1630s, "authoritative sanction," from Latin fiat "let it be done" (used in the opening of Medieval Latin proclamations and commands), third person singular present subjunctive of fieri "be done, become, come into existence" (from PIE root *bheue- "to be, exist, grow"), used as passive of facere "to make, do." Meaning "a decree, command, order" is from 1750. In English the word also sometimes is a reference to fiat lux "let there be light" in Genesis i.3.
Dixitque Deus: Fiat lux. Et facta est lux. [Vulgate]
"tubular instrument inserted to draw off urine from the bladder," c. 1600, from French cathéter, from Late Latin catheter "a catheter," from Greek kathetēr "surgical catheter," literally "anything let down," from stem of kathienai "to let down, thrust in," from kata "down" (see cata-) + stem of hienai "to send" (from PIE root *ye- "to throw, impel").
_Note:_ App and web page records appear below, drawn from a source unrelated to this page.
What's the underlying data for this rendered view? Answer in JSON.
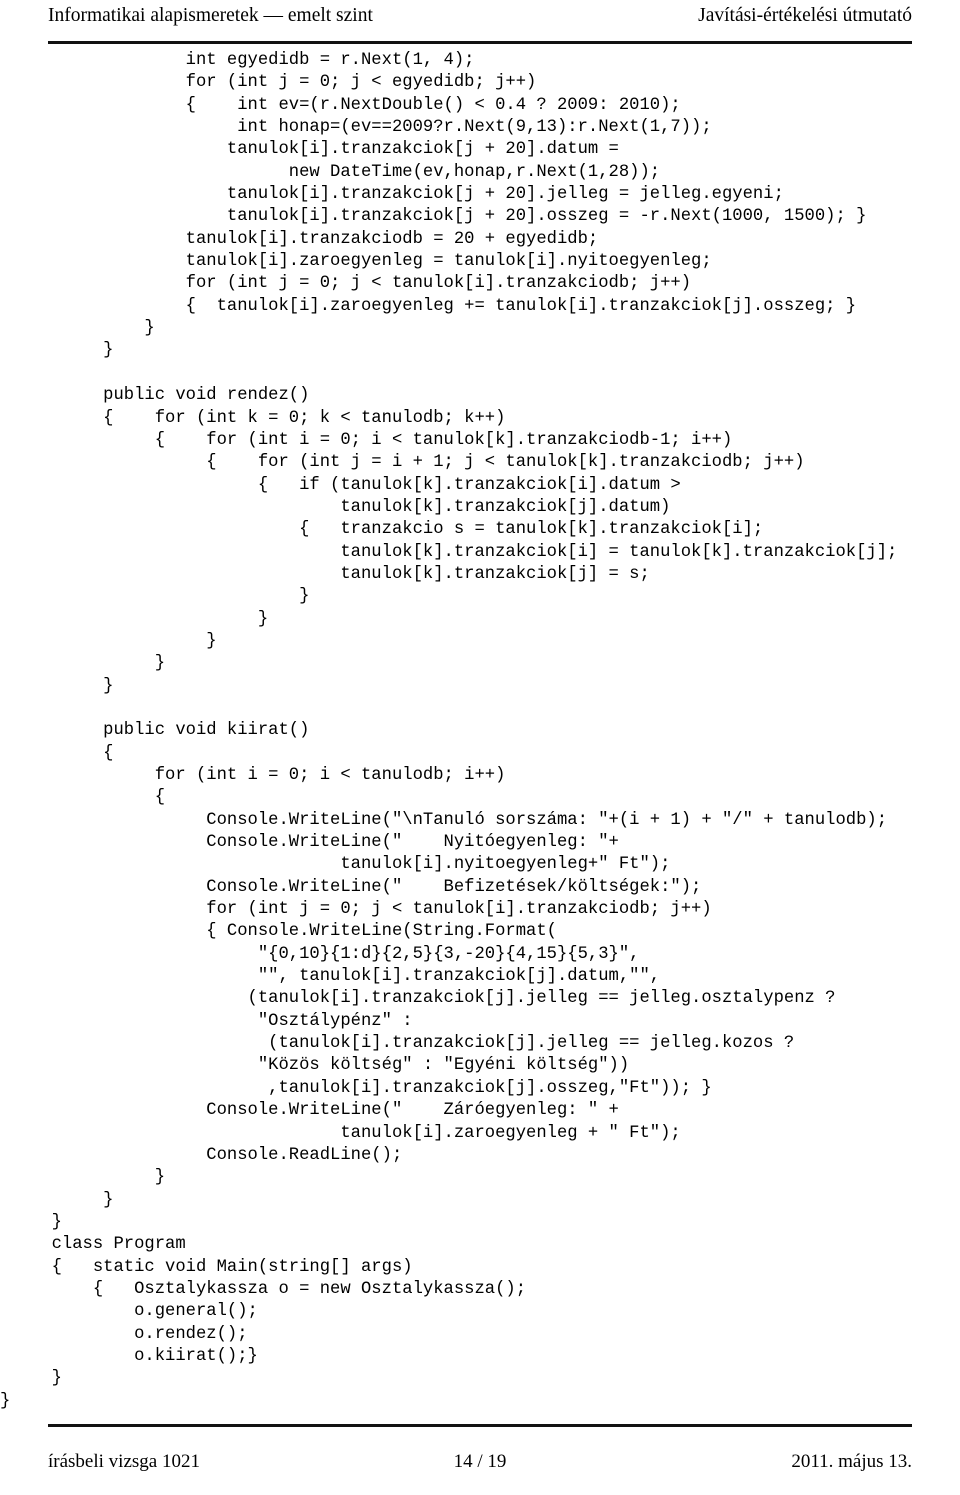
{
  "header": {
    "left_title": "Informatikai alapismeretek — emelt szint",
    "right_title": "Javítási-értékelési útmutató"
  },
  "footer": {
    "left": "írásbeli vizsga 1021",
    "center": "14 / 19",
    "right": "2011. május 13."
  },
  "colors": {
    "page_background": "#ffffff",
    "text": "#000000",
    "rule": "#111111"
  },
  "code": {
    "language": "csharp",
    "lines": [
      "                  int egyedidb = r.Next(1, 4);",
      "                  for (int j = 0; j < egyedidb; j++)",
      "                  {    int ev=(r.NextDouble() < 0.4 ? 2009: 2010);",
      "                       int honap=(ev==2009?r.Next(9,13):r.Next(1,7));",
      "                      tanulok[i].tranzakciok[j + 20].datum =",
      "                            new DateTime(ev,honap,r.Next(1,28));",
      "                      tanulok[i].tranzakciok[j + 20].jelleg = jelleg.egyeni;",
      "                      tanulok[i].tranzakciok[j + 20].osszeg = -r.Next(1000, 1500); }",
      "                  tanulok[i].tranzakciodb = 20 + egyedidb;",
      "                  tanulok[i].zaroegyenleg = tanulok[i].nyitoegyenleg;",
      "                  for (int j = 0; j < tanulok[i].tranzakciodb; j++)",
      "                  {  tanulok[i].zaroegyenleg += tanulok[i].tranzakciok[j].osszeg; }",
      "              }",
      "          }",
      "",
      "          public void rendez()",
      "          {    for (int k = 0; k < tanulodb; k++)",
      "               {    for (int i = 0; i < tanulok[k].tranzakciodb-1; i++)",
      "                    {    for (int j = i + 1; j < tanulok[k].tranzakciodb; j++)",
      "                         {   if (tanulok[k].tranzakciok[i].datum >",
      "                                 tanulok[k].tranzakciok[j].datum)",
      "                             {   tranzakcio s = tanulok[k].tranzakciok[i];",
      "                                 tanulok[k].tranzakciok[i] = tanulok[k].tranzakciok[j];",
      "                                 tanulok[k].tranzakciok[j] = s;",
      "                             }",
      "                         }",
      "                    }",
      "               }",
      "          }",
      "",
      "          public void kiirat()",
      "          {",
      "               for (int i = 0; i < tanulodb; i++)",
      "               {",
      "                    Console.WriteLine(\"\\nTanuló sorszáma: \"+(i + 1) + \"/\" + tanulodb);",
      "                    Console.WriteLine(\"    Nyitóegyenleg: \"+",
      "                                 tanulok[i].nyitoegyenleg+\" Ft\");",
      "                    Console.WriteLine(\"    Befizetések/költségek:\");",
      "                    for (int j = 0; j < tanulok[i].tranzakciodb; j++)",
      "                    { Console.WriteLine(String.Format(",
      "                         \"{0,10}{1:d}{2,5}{3,-20}{4,15}{5,3}\",",
      "                         \"\", tanulok[i].tranzakciok[j].datum,\"\",",
      "                        (tanulok[i].tranzakciok[j].jelleg == jelleg.osztalypenz ?",
      "                         \"Osztálypénz\" :",
      "                          (tanulok[i].tranzakciok[j].jelleg == jelleg.kozos ?",
      "                         \"Közös költség\" : \"Egyéni költség\"))",
      "                          ,tanulok[i].tranzakciok[j].osszeg,\"Ft\")); }",
      "                    Console.WriteLine(\"    Záróegyenleg: \" +",
      "                                 tanulok[i].zaroegyenleg + \" Ft\");",
      "                    Console.ReadLine();",
      "               }",
      "          }",
      "     }",
      "     class Program",
      "     {   static void Main(string[] args)",
      "         {   Osztalykassza o = new Osztalykassza();",
      "             o.general();",
      "             o.rendez();",
      "             o.kiirat();}",
      "     }",
      "}"
    ]
  }
}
Earlier was cathirum (early 15c.), directly from Medieval Latin; in this sense Middle English also had argalia, via Medieval Latin from Arabic. Related: Catheterization; catheterized; catheterizing.
"well!" French, literally "let us go," first person plural imperative of aller "to go" (see alley (n.1)).
"place or opening by which anything is let out or escapes," mid-13c., "a river mouth," from out- + let (v.). Electrical wiring sense, "socket that connects a device to an electricity supply," is attested from 1892. The commercial sense of "a market for the sale of any product" is by 1889; that of "a retail store disposing of a manufacturer's products" is attested by 1933. Figurative sense "means of relief or discharge" is from 1620s.
in rhetoric, "repetition of the same word in a different sense" ("While we live, let us live"), 1650s, from Latinized form of Greek antanaklasis "reflection of light or sound," literally "a bending back against," from anti "against" (see anti-) + anaklan "to bend back."
1590s, "let out, cause to flow out; draw off (liquid)," by or as by a sluice, from sluice (n.). In gold-mining, "to scour or cleanse by a sluice," by 1859. Related: Sluiced; sluicing.
mid-14c., omissioun, "a neglect or failure to do what one has power to do or ought to do," from Anglo-French omission (early 14c.), Old French omission and directly from Late Latin omissionem (nominative omissio) "an omitting," noun of action from past-participle stem of Latin omittere "disregard," literally "let go, let fall" (see omit). Meaning "act of leaving out" is from 1550s. Related: Omissible.
"drivel, let saliva or other liquid drop from the mouth carelessly," 1570s, probably from similar words in Dutch or Low German, perhaps Germanic frequentative forms, ultimately imitative. Compare slobber (v.), slubber. Related: Slabbered; slabbering.